After a very long time (with much starting and stopping of work) I finally got media uploads working on my micropub server!
In celebration, here's a picture of the bunny that hangs out in my yard:
With that out of the way, I thought I'd describe a bit about how this works and some of the challenges I hit along the way (including in writing this post!).
First, I had to implement the media upload portion of the micropub spec. This wasn't too bad but I needed to be able to store a few things:
- The media file itself needed to be stored somewhere.
- I had to then store some metadata about the file so I could later fetch the file data.
This was broken out into two parts. For storing file data itself, I created a separate server from my micropub server. I called this rustyblobjectstore (terrible name but whatever). It's a thin blob store API meant to abstract over any particular file storage details. The commit I linked at the start of the post goes into more detail but the idea is that I can easily change file storage backends through this service without the micropub server needing to know anything about that.
For now, as an experiment in how this works, I'm just using a sqlite database to store the file data.
For metadata about the media, I created an additional table in the micropub server's database. This is used to store content type, a content hash, as well as created/modified dates. The content hash is used in the media URLs on the micropub server as well as the key for the object store API so it's kind of content-addressed storage (kind of).
Implementing all of that was fairly straightforward and I had it working months ago. One of the first things I hit, though, once I had that all working was that the server library I was using sent headers as lower case ("location") whereas the client I was using to test uploads checked only for camel case header names ("Location"). This meant that the client I used to test never saw that the image was uploaded properly. It additionally had the fallback behavior of encoding the image data as base64 and including it in the body content of the post if the upload "failed" so this made observing this failure pretty hard without actually doing a publish and ensuring the body of the new post looked right (didn't contain a giant based64 encoded image blob).

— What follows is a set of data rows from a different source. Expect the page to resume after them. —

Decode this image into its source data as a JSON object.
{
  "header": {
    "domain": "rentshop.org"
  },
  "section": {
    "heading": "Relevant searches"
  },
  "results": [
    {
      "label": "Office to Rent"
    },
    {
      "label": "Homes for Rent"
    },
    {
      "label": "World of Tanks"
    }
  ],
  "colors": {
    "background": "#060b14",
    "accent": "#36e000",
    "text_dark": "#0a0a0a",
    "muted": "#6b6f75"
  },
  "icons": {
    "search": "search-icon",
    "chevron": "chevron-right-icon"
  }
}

I tried working around this a few ways, specifying specifically an uppercase header name in application logic (didn't matter) as well as trying to rewrite the header with Nginx config (also didn't work although I never figured out why on this one). I also found an open pull request on the client to fix this behavior but that did not get merged during this time.
I considered writing/configuring a totally separate proxy server with the sole purpose of doing that but that seemed silly and toilsome. So that's where this implementation sat for months. At some point I became aware that the underlying libraries for the web "framework" I use now supported the camel case header output but I still let things sit. I didn't see an easy way to wire that into my server without making a modification to the framework.
Finally I realized I could configure the server separately from the handlers and managed to enable the config option I needed.
I was then finally able to test the image upload end to end and see it working!
Some things I realized when testing though:
I can post an image through the "editor" but not by posting a "note" through the same client. The "note" sends a "photo" property in the micropub post body rather than including an image tag in the content of the note and so my server (currently) does not display the image despite the upload happening properly.
- There was a related issue where uploading multiple images in the same "note" actually won't post the note at all due to decoding issues of that photo property.
- Finally, when writing this post and adding the bunny picture above at first it seemingly wasn't uploading properly (I was worried it was falling back to that base64 blob behavior). This seems to be due to differing behavior of the upload image file size? Uploading a smaller version of the same photo seems to have worked just fine... There is more debugging to do here because that's not a great limitation.
Anyway, this allowed me to merge a long-running branch and desired feature into my micropub server. Maybe I'll post more images now. Maybe it'll just unblock me from implementing more desired stuff on the server itself since I won't have to deal with maintaining that long running feature branch.